Exercise requirements:
Using the records below, locate all lines containing "title" and return them.

*** Opening Information supplied ***

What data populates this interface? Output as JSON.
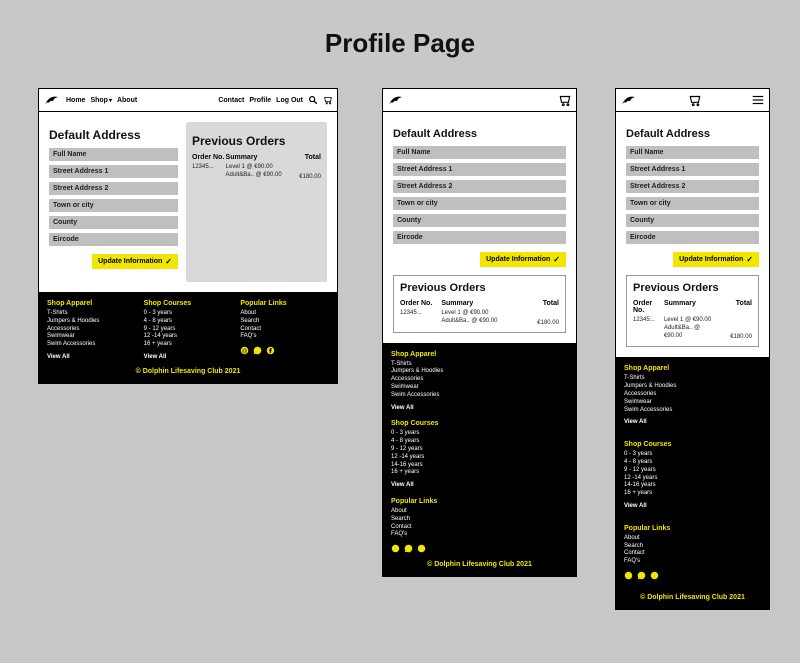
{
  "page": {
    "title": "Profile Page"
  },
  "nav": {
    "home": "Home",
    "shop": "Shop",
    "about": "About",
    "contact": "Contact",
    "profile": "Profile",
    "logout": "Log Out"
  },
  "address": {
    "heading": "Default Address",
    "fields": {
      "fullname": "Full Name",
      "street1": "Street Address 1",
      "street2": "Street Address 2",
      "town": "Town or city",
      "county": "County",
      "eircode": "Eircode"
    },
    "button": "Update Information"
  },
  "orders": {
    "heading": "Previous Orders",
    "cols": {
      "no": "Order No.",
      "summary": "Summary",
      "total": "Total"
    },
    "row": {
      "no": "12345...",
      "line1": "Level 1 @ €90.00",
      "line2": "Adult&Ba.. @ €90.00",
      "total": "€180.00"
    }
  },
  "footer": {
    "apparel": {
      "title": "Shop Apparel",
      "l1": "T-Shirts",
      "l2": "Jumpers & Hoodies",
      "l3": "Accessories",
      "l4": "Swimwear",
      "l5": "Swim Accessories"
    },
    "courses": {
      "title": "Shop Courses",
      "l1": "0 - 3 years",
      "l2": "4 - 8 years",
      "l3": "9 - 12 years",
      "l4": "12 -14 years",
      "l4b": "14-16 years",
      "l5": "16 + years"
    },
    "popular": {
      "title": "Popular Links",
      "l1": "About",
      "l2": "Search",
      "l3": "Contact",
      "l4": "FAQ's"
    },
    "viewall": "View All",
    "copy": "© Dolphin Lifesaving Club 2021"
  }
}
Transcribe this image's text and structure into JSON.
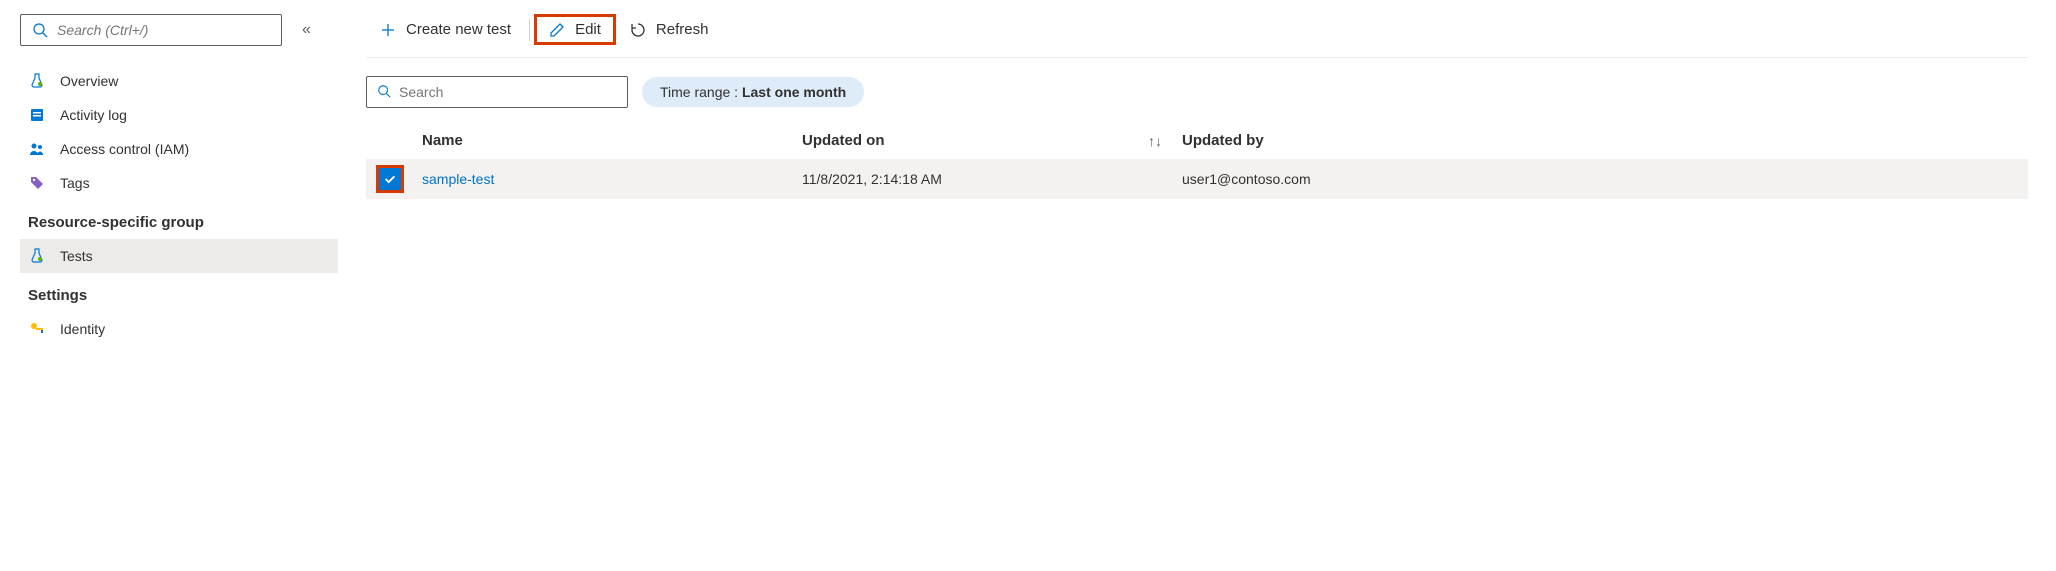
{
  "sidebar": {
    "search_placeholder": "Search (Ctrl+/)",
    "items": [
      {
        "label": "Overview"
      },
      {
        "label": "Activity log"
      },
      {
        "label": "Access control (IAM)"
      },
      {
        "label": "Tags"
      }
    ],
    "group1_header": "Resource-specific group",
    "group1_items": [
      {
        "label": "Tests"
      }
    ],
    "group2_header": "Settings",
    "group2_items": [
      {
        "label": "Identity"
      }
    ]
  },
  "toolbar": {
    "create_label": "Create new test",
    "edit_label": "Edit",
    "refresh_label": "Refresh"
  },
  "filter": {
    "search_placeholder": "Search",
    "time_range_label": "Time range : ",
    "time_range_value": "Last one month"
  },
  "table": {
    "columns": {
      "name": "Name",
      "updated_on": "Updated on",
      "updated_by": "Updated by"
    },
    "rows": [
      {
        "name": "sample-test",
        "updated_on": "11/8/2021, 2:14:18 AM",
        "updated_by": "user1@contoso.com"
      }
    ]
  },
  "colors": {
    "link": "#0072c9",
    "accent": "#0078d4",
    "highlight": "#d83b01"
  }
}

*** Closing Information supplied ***

Your response:
    "title": "Profile Page"
      "title": "Shop Apparel",
      "title": "Shop Courses",
      "title": "Popular Links",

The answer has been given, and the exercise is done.